» **What you are asked to do**: Please return all lines of the data below containing the string "Nuclear".

» **Data supplied**:
- Opening Delimiter -

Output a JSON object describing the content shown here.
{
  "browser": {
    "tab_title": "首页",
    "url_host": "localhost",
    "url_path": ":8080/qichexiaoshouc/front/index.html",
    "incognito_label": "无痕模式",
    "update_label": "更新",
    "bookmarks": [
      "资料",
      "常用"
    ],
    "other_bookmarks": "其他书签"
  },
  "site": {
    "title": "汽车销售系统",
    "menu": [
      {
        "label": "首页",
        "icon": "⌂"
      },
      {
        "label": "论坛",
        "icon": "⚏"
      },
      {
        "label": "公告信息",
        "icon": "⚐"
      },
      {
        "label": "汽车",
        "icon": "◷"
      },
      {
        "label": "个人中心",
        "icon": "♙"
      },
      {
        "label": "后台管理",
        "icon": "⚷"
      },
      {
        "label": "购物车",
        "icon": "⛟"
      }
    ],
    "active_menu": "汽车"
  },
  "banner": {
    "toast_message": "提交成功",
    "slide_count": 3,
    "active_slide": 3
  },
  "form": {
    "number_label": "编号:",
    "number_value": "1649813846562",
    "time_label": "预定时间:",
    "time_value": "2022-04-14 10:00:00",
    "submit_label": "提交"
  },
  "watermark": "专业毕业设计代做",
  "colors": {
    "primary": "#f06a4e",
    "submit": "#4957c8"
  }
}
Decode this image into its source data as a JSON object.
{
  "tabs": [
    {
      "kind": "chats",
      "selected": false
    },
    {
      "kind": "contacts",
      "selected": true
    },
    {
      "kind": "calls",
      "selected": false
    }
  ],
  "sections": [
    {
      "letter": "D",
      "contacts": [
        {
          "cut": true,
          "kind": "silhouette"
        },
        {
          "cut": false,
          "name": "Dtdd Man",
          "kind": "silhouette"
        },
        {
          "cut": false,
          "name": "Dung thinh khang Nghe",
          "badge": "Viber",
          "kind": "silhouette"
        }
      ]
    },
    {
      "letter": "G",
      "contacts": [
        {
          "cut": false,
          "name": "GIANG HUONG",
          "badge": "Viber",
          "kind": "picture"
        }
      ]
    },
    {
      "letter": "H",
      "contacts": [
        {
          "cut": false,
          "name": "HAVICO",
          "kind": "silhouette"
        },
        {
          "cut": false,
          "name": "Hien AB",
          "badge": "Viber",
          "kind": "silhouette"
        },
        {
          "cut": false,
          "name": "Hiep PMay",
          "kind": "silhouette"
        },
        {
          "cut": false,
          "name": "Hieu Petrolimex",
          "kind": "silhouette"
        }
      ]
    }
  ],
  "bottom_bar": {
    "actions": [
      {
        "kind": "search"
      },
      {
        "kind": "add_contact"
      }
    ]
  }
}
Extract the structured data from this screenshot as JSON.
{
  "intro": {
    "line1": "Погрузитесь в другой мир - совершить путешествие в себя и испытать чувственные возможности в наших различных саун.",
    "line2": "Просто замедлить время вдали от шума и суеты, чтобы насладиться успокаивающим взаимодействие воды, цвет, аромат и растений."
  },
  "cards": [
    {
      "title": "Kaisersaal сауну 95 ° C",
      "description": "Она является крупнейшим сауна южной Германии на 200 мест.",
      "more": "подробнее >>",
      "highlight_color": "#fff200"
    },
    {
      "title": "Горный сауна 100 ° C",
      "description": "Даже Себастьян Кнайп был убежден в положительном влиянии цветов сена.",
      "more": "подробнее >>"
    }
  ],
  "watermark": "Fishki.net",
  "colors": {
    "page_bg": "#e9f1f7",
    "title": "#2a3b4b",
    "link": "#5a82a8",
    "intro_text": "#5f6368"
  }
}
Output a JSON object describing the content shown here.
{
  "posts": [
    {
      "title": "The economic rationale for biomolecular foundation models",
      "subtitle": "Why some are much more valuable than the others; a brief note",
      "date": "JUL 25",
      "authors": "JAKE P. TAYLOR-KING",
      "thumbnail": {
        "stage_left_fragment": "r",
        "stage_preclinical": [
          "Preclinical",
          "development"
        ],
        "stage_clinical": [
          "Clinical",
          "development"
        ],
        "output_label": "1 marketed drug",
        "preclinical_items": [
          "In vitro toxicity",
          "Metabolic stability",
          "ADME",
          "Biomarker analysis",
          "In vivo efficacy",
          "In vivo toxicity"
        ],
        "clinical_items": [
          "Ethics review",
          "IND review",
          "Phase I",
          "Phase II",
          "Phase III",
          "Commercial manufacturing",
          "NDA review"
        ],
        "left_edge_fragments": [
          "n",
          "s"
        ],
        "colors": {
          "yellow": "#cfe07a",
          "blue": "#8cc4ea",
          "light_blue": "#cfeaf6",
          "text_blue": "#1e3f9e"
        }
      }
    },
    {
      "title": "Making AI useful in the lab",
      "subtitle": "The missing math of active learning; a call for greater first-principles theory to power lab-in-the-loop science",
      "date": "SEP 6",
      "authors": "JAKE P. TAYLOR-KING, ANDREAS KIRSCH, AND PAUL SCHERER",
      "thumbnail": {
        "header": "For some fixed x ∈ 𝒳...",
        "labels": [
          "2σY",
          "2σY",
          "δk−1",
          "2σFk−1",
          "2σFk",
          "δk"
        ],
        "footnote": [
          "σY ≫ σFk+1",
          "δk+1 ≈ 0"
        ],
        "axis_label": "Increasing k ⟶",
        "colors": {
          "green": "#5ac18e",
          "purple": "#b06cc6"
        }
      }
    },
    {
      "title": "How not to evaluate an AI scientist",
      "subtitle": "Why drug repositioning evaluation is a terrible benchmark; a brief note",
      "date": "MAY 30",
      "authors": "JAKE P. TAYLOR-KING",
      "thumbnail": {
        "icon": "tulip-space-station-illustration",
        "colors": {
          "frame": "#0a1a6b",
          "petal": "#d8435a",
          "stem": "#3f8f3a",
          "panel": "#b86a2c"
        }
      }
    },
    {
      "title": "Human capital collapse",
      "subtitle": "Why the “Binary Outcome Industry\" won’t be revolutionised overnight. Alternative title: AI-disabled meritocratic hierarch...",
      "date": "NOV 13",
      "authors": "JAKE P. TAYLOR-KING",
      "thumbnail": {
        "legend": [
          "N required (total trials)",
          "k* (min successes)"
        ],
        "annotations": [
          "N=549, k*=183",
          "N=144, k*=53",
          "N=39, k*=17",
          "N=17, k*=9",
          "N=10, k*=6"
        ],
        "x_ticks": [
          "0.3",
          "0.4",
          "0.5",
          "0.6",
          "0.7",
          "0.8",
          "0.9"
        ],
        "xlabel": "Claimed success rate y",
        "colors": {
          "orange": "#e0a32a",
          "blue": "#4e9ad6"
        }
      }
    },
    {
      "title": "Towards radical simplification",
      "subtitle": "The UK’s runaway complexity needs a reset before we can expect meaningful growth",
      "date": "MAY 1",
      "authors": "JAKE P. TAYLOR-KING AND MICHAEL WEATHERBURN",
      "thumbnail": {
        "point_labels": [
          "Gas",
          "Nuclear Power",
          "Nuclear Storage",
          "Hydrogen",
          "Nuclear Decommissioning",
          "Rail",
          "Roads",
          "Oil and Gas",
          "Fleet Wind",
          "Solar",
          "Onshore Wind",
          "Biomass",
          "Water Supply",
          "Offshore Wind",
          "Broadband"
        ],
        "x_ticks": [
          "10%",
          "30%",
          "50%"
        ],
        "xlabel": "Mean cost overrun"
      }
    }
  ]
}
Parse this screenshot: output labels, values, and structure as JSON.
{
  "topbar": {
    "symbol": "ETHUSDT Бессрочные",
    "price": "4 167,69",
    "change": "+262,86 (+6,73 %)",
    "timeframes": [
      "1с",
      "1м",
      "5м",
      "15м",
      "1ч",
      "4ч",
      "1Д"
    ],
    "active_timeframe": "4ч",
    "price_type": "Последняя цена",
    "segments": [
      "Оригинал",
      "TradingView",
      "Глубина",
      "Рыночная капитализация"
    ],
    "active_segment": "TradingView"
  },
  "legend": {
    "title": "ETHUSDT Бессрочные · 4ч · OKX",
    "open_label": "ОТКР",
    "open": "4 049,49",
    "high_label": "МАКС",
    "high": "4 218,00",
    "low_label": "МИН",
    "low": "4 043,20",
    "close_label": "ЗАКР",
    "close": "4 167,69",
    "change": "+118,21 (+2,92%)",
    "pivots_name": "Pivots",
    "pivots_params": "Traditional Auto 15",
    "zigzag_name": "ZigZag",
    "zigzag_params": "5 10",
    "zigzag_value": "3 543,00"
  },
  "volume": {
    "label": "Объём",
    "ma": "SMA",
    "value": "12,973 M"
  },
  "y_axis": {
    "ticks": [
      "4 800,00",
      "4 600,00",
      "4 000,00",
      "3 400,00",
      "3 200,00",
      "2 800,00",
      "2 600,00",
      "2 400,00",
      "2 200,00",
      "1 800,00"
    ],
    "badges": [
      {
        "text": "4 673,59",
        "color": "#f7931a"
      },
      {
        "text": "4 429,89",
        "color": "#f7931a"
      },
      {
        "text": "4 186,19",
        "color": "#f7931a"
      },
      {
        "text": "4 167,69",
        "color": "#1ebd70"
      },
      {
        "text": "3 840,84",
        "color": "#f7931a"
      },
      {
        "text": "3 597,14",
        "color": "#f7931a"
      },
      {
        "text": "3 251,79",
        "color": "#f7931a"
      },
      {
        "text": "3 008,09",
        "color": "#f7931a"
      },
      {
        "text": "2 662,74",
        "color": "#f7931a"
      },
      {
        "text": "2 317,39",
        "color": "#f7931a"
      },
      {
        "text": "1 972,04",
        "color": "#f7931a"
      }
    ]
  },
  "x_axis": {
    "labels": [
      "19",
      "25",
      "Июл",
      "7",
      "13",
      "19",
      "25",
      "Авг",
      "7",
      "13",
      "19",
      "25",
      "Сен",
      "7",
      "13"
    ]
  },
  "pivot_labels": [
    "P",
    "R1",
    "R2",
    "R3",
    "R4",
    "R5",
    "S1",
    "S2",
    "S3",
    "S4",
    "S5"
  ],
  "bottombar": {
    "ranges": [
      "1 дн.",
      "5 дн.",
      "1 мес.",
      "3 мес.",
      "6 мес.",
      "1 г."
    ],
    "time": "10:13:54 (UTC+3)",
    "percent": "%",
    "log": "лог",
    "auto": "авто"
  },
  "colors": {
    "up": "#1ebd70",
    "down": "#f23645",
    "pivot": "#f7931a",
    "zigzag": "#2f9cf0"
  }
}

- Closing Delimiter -

» **Result for this task**:
          "Nuclear Power",
          "Nuclear Storage",
          "Nuclear Decommissioning",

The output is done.